Parent: teach your child about charity

I am very fortunate to live in a neighborhood with a small-town feeling within the large suburb of Silicon valley. And one of the things that makes us such a neighborhood is the parties we have s few times a year.
Last weekend I discovered a small organization that I would like to tell all the world about: Animal Beacons of Light.
On a quarter-page size flyer it says:
”Animal Beacons of Light gives people specific, tangible ways to share their love, care and nurturing with children of all ages. Donations of new and gently-used soft stuffed animals are freshened, energized with love, joy and Reiki and gifted to recipients around the world. We operate through the generosity of others, whether their donations come in the form of money, time, energy or stuffed animals.”
What a wonderful cause, and what a great way to model to your child how charity works!
A word of advice: Do not rush to donate your child’s animals without his or her consent. You do not want your child to feel his or her parents care for someone else more than they care for them. You can start by talking to your children, and get an extra animal to donate when you get one for them. Charity should not hurt the giver, and a child that is attached to a toy  is not in a position to give it to anyone.

Parents as Life Coaches II

There are two main ideas I liked in the article I just shared with you: One is that parenting is like life-coaching, and the other is Xeroxing.

Parenting is life coaching. The goal of the parents is to prepare their child to be a healthy, productive adult in society. For that goal, they create many experiences that will teach the child how to become such an adult: They send him or her to school, read to her, listen to him.

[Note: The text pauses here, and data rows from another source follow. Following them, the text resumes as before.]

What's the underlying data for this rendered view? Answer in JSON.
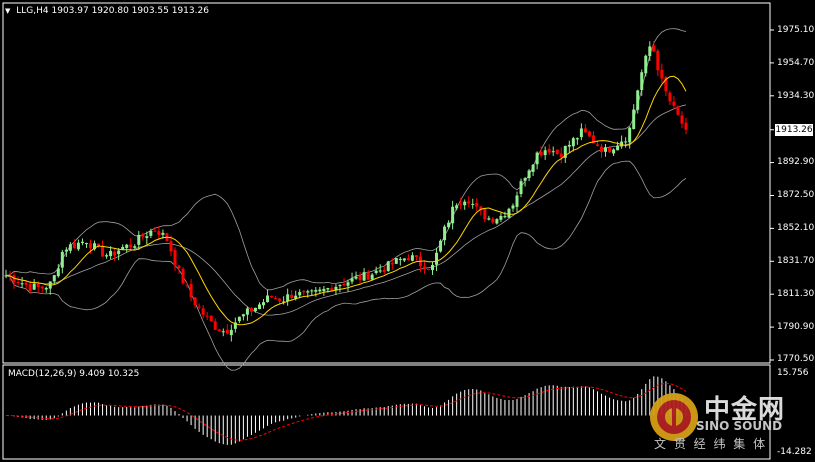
{
  "header": {
    "symbol_timeframe": "LLG,H4",
    "ohlc": "1903.97 1920.80 1903.55 1913.26"
  },
  "price_axis": {
    "labels": [
      "1975.10",
      "1954.70",
      "1934.30",
      "1913.26",
      "1892.90",
      "1872.50",
      "1852.10",
      "1831.70",
      "1811.30",
      "1790.90",
      "1770.50"
    ],
    "current_price": "1913.26"
  },
  "macd_panel": {
    "label": "MACD(12,26,9) 9.409 10.325",
    "axis_top": "15.756",
    "axis_bottom": "-14.282"
  },
  "watermark": {
    "name_cn": "中金网",
    "name_en": "SINO SOUND",
    "tagline": "文 贯 经 纬 集 体"
  },
  "colors": {
    "background": "#000000",
    "bull": "#90EE90",
    "bear": "#FF0000",
    "ma_line": "#FFD700",
    "bands": "#A0A0A0",
    "macd_hist": "#FFFFFF",
    "macd_signal": "#FF0000",
    "axis": "#FFFFFF"
  },
  "chart_data": {
    "type": "candlestick",
    "title": "LLG,H4",
    "ylim": [
      1770.5,
      1975.1
    ],
    "y_ticks": [
      1975.1,
      1954.7,
      1934.3,
      1913.26,
      1892.9,
      1872.5,
      1852.1,
      1831.7,
      1811.3,
      1790.9,
      1770.5
    ],
    "close_path": [
      1823,
      1820,
      1816,
      1815,
      1818,
      1840,
      1842,
      1845,
      1838,
      1835,
      1840,
      1842,
      1848,
      1852,
      1845,
      1825,
      1810,
      1800,
      1792,
      1788,
      1795,
      1800,
      1805,
      1810,
      1808,
      1812,
      1810,
      1812,
      1815,
      1818,
      1820,
      1822,
      1825,
      1828,
      1832,
      1835,
      1830,
      1828,
      1850,
      1868,
      1872,
      1862,
      1858,
      1860,
      1868,
      1885,
      1898,
      1902,
      1898,
      1905,
      1912,
      1906,
      1900,
      1905,
      1910,
      1945,
      1968,
      1940,
      1925,
      1913.26
    ],
    "macd": {
      "label": "MACD(12,26,9)",
      "main": 9.409,
      "signal": 10.325,
      "ylim": [
        -14.282,
        15.756
      ]
    },
    "indicators": [
      "Bollinger Bands",
      "Moving Average",
      "MACD"
    ]
  }
}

That metaphor might not be clear if you do not know much about coaching, so here it is in a nutshell: Coaching is creating a relationship between two individuals, where one is giving the other information, encouragement, and support to reach the recipient’s goals. If it is a swimming coach, for example,  s/he does not have to be a great swimmer, but has knowledge of what a great swimmer needs: When does the swimmer need to be pushed to work harder, when does s/he need to go easy on the swimmer, what will inspire him or her, what will help the swimmer stick to the work, the practice, the discipline it takes to reach the swimmer’s goal.

You can see how this describes the parents’ role as well: A parent cannot live his or her child’s life. A parent cannot decide what the child likes, what moves him or her, what s/he is good at – and what is his or her passion. The child is not a mirror-image of the parent. S/he is different genetically, emotionally, has different strengths and weaknesses and lives in a different historical context. If in one century it was a good idea to become a doctor, later on it seems to be better to be a lawyer, or an engineer, or have a degree in business.  A career choice that worked for the parent might not be a good one for the child, for many reasons.

That is why I like the concept of “Xeroxing” – it is such a good metaphor for explaining to parents what is wrong with asking children to fulfill the parents’ dreams. Let your child have her or his dreams – and coach your child the best you can to reach them!